» **Problem description**
The required output is every record, written out exactly.

(Data records for software interfaces)
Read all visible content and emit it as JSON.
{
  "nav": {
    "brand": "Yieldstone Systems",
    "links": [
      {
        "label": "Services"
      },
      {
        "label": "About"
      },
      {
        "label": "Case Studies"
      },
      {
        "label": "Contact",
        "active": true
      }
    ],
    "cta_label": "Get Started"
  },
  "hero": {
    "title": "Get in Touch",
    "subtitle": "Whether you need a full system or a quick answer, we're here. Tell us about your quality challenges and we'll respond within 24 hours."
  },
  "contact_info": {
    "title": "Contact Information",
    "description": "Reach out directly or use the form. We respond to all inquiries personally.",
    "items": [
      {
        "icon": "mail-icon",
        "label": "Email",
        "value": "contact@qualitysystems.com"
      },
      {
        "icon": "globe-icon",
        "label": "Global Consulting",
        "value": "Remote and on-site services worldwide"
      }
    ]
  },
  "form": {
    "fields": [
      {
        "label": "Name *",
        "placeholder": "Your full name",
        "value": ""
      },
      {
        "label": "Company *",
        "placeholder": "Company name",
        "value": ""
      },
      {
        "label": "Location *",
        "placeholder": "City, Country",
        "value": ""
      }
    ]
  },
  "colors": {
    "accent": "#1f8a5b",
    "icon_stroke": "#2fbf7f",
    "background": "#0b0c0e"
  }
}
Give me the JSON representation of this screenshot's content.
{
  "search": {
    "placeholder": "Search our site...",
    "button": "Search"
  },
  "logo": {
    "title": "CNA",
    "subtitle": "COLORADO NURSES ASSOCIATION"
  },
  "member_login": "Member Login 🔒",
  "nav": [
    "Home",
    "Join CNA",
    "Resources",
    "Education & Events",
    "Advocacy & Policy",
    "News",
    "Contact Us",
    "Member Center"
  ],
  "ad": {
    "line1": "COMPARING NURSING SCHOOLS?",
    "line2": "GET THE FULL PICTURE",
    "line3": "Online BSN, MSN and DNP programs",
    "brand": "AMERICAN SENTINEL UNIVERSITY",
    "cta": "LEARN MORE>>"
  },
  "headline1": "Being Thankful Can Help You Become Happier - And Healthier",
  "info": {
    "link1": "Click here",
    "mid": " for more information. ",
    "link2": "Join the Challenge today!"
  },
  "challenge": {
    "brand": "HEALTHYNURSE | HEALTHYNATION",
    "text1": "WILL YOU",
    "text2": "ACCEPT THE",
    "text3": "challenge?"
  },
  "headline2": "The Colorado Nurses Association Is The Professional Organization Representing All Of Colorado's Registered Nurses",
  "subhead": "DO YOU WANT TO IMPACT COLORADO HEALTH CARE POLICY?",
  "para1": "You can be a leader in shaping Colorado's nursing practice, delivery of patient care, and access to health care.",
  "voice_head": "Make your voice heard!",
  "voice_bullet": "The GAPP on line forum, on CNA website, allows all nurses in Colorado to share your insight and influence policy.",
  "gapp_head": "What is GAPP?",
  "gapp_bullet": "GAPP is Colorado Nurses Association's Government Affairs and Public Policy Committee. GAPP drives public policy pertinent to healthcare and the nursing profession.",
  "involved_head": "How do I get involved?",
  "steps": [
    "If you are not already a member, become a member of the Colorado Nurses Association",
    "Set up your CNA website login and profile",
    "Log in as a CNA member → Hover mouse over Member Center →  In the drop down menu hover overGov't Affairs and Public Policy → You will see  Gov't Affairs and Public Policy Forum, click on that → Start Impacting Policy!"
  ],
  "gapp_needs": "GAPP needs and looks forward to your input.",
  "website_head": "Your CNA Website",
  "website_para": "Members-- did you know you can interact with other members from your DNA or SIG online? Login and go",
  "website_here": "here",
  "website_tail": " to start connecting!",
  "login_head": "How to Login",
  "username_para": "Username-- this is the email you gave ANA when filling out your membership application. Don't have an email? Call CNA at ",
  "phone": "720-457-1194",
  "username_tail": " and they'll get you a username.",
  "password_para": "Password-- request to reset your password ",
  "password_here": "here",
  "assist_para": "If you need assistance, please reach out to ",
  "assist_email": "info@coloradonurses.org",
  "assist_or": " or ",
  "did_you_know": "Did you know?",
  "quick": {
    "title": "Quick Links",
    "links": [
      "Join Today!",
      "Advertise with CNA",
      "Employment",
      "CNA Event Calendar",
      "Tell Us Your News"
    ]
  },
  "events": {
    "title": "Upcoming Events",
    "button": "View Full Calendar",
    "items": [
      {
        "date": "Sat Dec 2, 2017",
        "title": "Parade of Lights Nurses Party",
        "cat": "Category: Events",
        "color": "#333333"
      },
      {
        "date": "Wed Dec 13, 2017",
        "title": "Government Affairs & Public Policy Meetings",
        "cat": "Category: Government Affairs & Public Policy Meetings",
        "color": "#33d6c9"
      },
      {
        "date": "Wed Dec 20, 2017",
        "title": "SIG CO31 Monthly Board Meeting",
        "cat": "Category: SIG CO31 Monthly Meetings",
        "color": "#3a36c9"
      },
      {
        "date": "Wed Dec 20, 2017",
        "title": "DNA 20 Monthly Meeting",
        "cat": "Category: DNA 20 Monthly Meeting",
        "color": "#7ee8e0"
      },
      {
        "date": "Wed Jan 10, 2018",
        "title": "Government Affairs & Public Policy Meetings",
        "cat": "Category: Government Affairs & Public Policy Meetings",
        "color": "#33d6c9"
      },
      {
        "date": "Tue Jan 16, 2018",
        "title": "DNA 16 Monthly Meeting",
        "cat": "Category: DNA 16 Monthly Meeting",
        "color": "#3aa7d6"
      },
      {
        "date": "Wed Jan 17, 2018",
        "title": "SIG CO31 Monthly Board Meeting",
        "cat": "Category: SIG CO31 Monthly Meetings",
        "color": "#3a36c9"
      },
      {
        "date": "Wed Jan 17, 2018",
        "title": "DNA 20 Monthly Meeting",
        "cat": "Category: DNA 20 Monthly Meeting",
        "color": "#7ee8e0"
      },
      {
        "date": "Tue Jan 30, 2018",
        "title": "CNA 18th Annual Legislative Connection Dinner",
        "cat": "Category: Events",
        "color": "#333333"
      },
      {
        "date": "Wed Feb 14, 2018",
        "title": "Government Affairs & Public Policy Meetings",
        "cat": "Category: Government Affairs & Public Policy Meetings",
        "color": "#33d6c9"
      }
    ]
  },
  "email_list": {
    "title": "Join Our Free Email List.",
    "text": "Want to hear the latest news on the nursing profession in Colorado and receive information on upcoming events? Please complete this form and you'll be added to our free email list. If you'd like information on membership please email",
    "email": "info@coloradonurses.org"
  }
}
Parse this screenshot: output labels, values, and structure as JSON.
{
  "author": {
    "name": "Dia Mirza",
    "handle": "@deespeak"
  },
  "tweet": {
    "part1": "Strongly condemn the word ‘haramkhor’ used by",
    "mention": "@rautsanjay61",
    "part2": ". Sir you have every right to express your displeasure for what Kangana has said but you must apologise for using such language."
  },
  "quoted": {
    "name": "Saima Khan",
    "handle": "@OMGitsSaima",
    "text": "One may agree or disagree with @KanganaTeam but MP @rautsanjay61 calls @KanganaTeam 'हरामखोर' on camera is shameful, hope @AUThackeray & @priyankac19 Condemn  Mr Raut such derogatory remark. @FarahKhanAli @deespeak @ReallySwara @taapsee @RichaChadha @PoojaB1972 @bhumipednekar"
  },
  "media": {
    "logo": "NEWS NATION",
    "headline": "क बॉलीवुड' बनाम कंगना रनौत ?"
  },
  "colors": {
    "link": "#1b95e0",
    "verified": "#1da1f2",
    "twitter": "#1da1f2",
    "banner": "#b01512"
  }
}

» **Result below**
Read all visible content and emit it as JSON.
{
  "nav": {
    "brand": "Yieldstone Systems",
    "links": [
      {
        "label": "Services"
      },
      {
        "label": "About"
      },
      {
        "label": "Case Studies"
      },
      {
        "label": "Contact",
        "active": true
      }
    ],
    "cta_label": "Get Started"
  },
  "hero": {
    "title": "Get in Touch",
    "subtitle": "Whether you need a full system or a quick answer, we're here. Tell us about your quality challenges and we'll respond within 24 hours."
  },
  "contact_info": {
    "title": "Contact Information",
    "description": "Reach out directly or use the form. We respond to all inquiries personally.",
    "items": [
      {
        "icon": "mail-icon",
        "label": "Email",
        "value": "contact@qualitysystems.com"
      },
      {
        "icon": "globe-icon",
        "label": "Global Consulting",
        "value": "Remote and on-site services worldwide"
      }
    ]
  },
  "form": {
    "fields": [
      {
        "label": "Name *",
        "placeholder": "Your full name",
        "value": ""
      },
      {
        "label": "Company *",
        "placeholder": "Company name",
        "value": ""
      },
      {
        "label": "Location *",
        "placeholder": "City, Country",
        "value": ""
      }
    ]
  },
  "colors": {
    "accent": "#1f8a5b",
    "icon_stroke": "#2fbf7f",
    "background": "#0b0c0e"
  }
}
Give me the JSON representation of this screenshot's content.
{
  "search": {
    "placeholder": "Search our site...",
    "button": "Search"
  },
  "logo": {
    "title": "CNA",
    "subtitle": "COLORADO NURSES ASSOCIATION"
  },
  "member_login": "Member Login 🔒",
  "nav": [
    "Home",
    "Join CNA",
    "Resources",
    "Education & Events",
    "Advocacy & Policy",
    "News",
    "Contact Us",
    "Member Center"
  ],
  "ad": {
    "line1": "COMPARING NURSING SCHOOLS?",
    "line2": "GET THE FULL PICTURE",
    "line3": "Online BSN, MSN and DNP programs",
    "brand": "AMERICAN SENTINEL UNIVERSITY",
    "cta": "LEARN MORE>>"
  },
  "headline1": "Being Thankful Can Help You Become Happier - And Healthier",
  "info": {
    "link1": "Click here",
    "mid": " for more information. ",
    "link2": "Join the Challenge today!"
  },
  "challenge": {
    "brand": "HEALTHYNURSE | HEALTHYNATION",
    "text1": "WILL YOU",
    "text2": "ACCEPT THE",
    "text3": "challenge?"
  },
  "headline2": "The Colorado Nurses Association Is The Professional Organization Representing All Of Colorado's Registered Nurses",
  "subhead": "DO YOU WANT TO IMPACT COLORADO HEALTH CARE POLICY?",
  "para1": "You can be a leader in shaping Colorado's nursing practice, delivery of patient care, and access to health care.",
  "voice_head": "Make your voice heard!",
  "voice_bullet": "The GAPP on line forum, on CNA website, allows all nurses in Colorado to share your insight and influence policy.",
  "gapp_head": "What is GAPP?",
  "gapp_bullet": "GAPP is Colorado Nurses Association's Government Affairs and Public Policy Committee. GAPP drives public policy pertinent to healthcare and the nursing profession.",
  "involved_head": "How do I get involved?",
  "steps": [
    "If you are not already a member, become a member of the Colorado Nurses Association",
    "Set up your CNA website login and profile",
    "Log in as a CNA member → Hover mouse over Member Center →  In the drop down menu hover overGov't Affairs and Public Policy → You will see  Gov't Affairs and Public Policy Forum, click on that → Start Impacting Policy!"
  ],
  "gapp_needs": "GAPP needs and looks forward to your input.",
  "website_head": "Your CNA Website",
  "website_para": "Members-- did you know you can interact with other members from your DNA or SIG online? Login and go",
  "website_here": "here",
  "website_tail": " to start connecting!",
  "login_head": "How to Login",
  "username_para": "Username-- this is the email you gave ANA when filling out your membership application. Don't have an email? Call CNA at ",
  "phone": "720-457-1194",
  "username_tail": " and they'll get you a username.",
  "password_para": "Password-- request to reset your password ",
  "password_here": "here",
  "assist_para": "If you need assistance, please reach out to ",
  "assist_email": "info@coloradonurses.org",
  "assist_or": " or ",
  "did_you_know": "Did you know?",
  "quick": {
    "title": "Quick Links",
    "links": [
      "Join Today!",
      "Advertise with CNA",
      "Employment",
      "CNA Event Calendar",
      "Tell Us Your News"
    ]
  },
  "events": {
    "title": "Upcoming Events",
    "button": "View Full Calendar",
    "items": [
      {
        "date": "Sat Dec 2, 2017",
        "title": "Parade of Lights Nurses Party",
        "cat": "Category: Events",
        "color": "#333333"
      },
      {
        "date": "Wed Dec 13, 2017",
        "title": "Government Affairs & Public Policy Meetings",
        "cat": "Category: Government Affairs & Public Policy Meetings",
        "color": "#33d6c9"
      },
      {
        "date": "Wed Dec 20, 2017",
        "title": "SIG CO31 Monthly Board Meeting",
        "cat": "Category: SIG CO31 Monthly Meetings",
        "color": "#3a36c9"
      },
      {
        "date": "Wed Dec 20, 2017",
        "title": "DNA 20 Monthly Meeting",
        "cat": "Category: DNA 20 Monthly Meeting",
        "color": "#7ee8e0"
      },
      {
        "date": "Wed Jan 10, 2018",
        "title": "Government Affairs & Public Policy Meetings",
        "cat": "Category: Government Affairs & Public Policy Meetings",
        "color": "#33d6c9"
      },
      {
        "date": "Tue Jan 16, 2018",
        "title": "DNA 16 Monthly Meeting",
        "cat": "Category: DNA 16 Monthly Meeting",
        "color": "#3aa7d6"
      },
      {
        "date": "Wed Jan 17, 2018",
        "title": "SIG CO31 Monthly Board Meeting",
        "cat": "Category: SIG CO31 Monthly Meetings",
        "color": "#3a36c9"
      },
      {
        "date": "Wed Jan 17, 2018",
        "title": "DNA 20 Monthly Meeting",
        "cat": "Category: DNA 20 Monthly Meeting",
        "color": "#7ee8e0"
      },
      {
        "date": "Tue Jan 30, 2018",
        "title": "CNA 18th Annual Legislative Connection Dinner",
        "cat": "Category: Events",
        "color": "#333333"
      },
      {
        "date": "Wed Feb 14, 2018",
        "title": "Government Affairs & Public Policy Meetings",
        "cat": "Category: Government Affairs & Public Policy Meetings",
        "color": "#33d6c9"
      }
    ]
  },
  "email_list": {
    "title": "Join Our Free Email List.",
    "text": "Want to hear the latest news on the nursing profession in Colorado and receive information on upcoming events? Please complete this form and you'll be added to our free email list. If you'd like information on membership please email",
    "email": "info@coloradonurses.org"
  }
}
Parse this screenshot: output labels, values, and structure as JSON.
{
  "author": {
    "name": "Dia Mirza",
    "handle": "@deespeak"
  },
  "tweet": {
    "part1": "Strongly condemn the word ‘haramkhor’ used by",
    "mention": "@rautsanjay61",
    "part2": ". Sir you have every right to express your displeasure for what Kangana has said but you must apologise for using such language."
  },
  "quoted": {
    "name": "Saima Khan",
    "handle": "@OMGitsSaima",
    "text": "One may agree or disagree with @KanganaTeam but MP @rautsanjay61 calls @KanganaTeam 'हरामखोर' on camera is shameful, hope @AUThackeray & @priyankac19 Condemn  Mr Raut such derogatory remark. @FarahKhanAli @deespeak @ReallySwara @taapsee @RichaChadha @PoojaB1972 @bhumipednekar"
  },
  "media": {
    "logo": "NEWS NATION",
    "headline": "क बॉलीवुड' बनाम कंगना रनौत ?"
  },
  "colors": {
    "link": "#1b95e0",
    "verified": "#1da1f2",
    "twitter": "#1da1f2",
    "banner": "#b01512"
  }
}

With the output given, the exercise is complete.